A cloning and expression analysis of pregnancy-associated glycoproteins expressed in trophoblasts of the white-tail deer placenta,

Gretchen A. Brandt

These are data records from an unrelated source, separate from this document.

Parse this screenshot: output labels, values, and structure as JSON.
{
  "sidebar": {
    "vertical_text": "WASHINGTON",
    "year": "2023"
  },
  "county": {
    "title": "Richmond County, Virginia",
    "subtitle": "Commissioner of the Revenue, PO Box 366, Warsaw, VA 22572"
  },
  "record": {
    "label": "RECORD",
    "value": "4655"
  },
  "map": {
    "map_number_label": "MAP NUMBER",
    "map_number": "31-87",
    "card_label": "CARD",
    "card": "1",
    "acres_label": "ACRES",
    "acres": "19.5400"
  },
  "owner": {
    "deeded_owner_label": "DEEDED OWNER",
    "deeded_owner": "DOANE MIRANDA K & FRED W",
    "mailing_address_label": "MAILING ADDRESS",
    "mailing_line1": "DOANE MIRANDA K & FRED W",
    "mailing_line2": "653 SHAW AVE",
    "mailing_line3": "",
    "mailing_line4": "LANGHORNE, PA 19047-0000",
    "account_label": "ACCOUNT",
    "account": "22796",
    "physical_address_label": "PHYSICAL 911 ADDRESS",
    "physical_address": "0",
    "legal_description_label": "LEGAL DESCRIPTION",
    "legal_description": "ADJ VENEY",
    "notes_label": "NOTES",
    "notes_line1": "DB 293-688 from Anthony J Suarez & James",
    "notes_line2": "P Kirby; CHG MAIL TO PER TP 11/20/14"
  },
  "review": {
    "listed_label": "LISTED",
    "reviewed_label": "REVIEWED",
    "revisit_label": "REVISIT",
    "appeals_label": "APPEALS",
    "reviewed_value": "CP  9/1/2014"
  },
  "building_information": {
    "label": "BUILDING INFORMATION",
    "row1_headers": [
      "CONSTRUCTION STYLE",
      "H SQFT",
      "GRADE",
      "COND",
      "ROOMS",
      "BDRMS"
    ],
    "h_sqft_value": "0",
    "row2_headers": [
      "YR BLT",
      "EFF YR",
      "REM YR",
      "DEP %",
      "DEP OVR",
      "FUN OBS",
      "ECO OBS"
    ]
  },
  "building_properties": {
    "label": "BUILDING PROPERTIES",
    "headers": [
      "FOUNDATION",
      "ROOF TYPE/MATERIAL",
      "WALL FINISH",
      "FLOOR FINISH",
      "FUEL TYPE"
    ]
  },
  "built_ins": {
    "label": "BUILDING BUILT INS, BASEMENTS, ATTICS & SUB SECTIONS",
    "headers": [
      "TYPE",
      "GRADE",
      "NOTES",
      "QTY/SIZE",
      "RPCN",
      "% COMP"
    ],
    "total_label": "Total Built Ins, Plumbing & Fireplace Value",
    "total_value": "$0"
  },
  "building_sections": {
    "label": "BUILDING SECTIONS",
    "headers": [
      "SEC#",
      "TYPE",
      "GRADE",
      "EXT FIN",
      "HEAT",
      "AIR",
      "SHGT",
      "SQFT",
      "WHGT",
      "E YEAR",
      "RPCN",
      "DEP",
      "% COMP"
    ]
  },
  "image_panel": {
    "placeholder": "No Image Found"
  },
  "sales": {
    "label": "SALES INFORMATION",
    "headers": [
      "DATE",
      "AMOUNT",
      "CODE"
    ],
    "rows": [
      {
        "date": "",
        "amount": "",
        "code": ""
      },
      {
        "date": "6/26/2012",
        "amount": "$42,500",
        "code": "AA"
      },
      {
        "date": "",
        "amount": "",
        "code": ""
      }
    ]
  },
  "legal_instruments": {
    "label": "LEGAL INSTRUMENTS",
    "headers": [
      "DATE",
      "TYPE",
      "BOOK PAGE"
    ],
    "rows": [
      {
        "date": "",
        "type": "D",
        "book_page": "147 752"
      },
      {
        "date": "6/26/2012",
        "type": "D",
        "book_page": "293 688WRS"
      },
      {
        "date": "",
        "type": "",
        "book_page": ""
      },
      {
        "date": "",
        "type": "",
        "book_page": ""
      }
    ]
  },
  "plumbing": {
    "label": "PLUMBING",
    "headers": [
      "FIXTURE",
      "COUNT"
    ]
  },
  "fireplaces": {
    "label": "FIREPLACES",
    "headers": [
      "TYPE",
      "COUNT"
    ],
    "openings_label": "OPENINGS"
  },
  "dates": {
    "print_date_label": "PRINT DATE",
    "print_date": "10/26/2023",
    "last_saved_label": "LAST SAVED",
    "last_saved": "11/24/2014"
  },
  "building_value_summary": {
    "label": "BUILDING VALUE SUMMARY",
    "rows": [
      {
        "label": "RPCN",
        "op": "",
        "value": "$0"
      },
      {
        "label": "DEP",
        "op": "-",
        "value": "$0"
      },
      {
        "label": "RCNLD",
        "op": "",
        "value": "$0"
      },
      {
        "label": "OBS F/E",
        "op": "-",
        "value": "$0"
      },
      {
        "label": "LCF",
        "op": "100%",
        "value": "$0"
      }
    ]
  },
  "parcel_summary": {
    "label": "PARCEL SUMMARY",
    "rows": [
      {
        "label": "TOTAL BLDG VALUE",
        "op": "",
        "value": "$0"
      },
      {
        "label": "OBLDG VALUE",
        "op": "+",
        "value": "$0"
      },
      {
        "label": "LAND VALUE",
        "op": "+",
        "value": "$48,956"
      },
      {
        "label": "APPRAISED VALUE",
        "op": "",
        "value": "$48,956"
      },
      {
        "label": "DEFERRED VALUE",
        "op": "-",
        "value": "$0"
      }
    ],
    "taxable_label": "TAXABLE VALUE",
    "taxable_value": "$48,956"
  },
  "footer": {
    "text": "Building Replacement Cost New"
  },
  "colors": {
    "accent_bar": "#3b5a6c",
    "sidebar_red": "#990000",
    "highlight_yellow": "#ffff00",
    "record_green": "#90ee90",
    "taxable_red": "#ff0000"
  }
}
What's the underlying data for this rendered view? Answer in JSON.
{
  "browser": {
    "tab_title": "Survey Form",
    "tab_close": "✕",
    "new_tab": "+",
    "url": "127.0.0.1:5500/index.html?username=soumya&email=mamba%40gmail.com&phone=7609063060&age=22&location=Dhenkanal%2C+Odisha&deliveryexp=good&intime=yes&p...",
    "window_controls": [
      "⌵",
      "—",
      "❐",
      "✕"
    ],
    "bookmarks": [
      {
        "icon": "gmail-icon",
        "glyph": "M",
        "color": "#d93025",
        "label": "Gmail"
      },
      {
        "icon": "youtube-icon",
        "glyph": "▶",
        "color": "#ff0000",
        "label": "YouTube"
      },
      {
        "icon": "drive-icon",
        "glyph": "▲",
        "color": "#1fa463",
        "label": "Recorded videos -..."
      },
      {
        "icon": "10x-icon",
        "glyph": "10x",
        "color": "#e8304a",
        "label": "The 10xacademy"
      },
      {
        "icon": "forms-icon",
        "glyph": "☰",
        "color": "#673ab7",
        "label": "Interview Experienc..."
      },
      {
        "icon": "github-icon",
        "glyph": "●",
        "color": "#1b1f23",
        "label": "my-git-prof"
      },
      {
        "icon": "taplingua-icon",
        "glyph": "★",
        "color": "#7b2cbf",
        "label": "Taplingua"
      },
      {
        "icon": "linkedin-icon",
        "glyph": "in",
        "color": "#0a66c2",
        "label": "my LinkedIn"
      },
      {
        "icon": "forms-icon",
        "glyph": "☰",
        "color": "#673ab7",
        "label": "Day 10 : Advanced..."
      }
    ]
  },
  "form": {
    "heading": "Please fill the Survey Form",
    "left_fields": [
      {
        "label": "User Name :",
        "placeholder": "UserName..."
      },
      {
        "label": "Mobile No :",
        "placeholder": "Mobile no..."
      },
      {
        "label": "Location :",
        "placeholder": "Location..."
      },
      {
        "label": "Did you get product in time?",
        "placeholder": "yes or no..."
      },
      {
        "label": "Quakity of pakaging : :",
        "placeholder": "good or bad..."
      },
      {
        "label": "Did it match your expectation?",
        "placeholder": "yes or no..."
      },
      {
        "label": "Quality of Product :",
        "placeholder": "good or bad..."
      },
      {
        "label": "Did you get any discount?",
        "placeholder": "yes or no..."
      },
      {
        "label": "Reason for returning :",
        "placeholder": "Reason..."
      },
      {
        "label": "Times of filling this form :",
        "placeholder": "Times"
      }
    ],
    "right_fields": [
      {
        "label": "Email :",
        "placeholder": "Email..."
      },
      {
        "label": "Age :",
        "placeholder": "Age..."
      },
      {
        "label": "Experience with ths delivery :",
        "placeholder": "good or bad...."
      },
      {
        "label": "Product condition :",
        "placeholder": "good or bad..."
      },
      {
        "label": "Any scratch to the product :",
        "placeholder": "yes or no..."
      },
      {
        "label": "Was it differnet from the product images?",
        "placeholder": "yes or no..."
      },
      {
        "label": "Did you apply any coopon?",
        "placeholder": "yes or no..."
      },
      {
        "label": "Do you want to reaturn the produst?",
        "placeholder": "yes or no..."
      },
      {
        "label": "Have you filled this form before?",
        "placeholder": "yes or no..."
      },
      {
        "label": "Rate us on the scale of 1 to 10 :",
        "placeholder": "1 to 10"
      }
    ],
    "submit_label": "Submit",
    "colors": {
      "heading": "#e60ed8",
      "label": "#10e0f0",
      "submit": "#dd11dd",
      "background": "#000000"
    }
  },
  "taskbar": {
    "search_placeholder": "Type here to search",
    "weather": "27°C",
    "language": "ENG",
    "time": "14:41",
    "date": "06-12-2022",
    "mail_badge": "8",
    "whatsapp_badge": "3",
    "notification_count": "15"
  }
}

Abstract The pregnancy-associated glycoproteins (PAGs) are placental proteins that have been cloned from swine, sheep, goats, and cattle, but never from animals within the Cervidae family. The goal of this work was to characterize PAGs in white-tailed deer. Placenta and uterine tissues were collected from pregnant does at days 85 and 90 of pregnancy. RNA from cotyledons was used to amplify deer PAGs by RT-PCR. Ten distinct cDNAs were cloned and sequenced. Some normally conserved amino acids comprising the catalytic site were found to be altered in deer PAGs 4, 5, and 8; another PAG, (PAG-9) was a splice variant that lacked exon 7. In each case, these mutations would likely preclude proteolytic activity for these proteins. A phylogenetic analysis revealed that most of the deer PAGs fell within the ancient PAG grouping. The remainder fell within the more modern (BNC-specific) PAG group. Western blotting was performed with anti-PAG antibodies and this analysis revealed that deer PAGs comprise a heterogeneous group based on different antigenicities and electrophoretic mobilities. Immunohistochemistry and in situ hybridization revealed some unique localization patterns of PAGs in the deer placentome compared to those in other ruminants. Most notably, deer PAGs 4 and 5, which according to the phylogeny, are "ancient PAGs," were expected to be present in all trophoblasts; instead, they were localized to the BNC. Although many of the PAGs identified here are very similar to those in Bovidae, some are clearly distinct in their expression pattern and probably possess functional roles unique to cervid reproduction. Mol. Reprod. Dev. 74: 1355,1362, 2007. © 2007 Wiley-Liss, Inc. [source]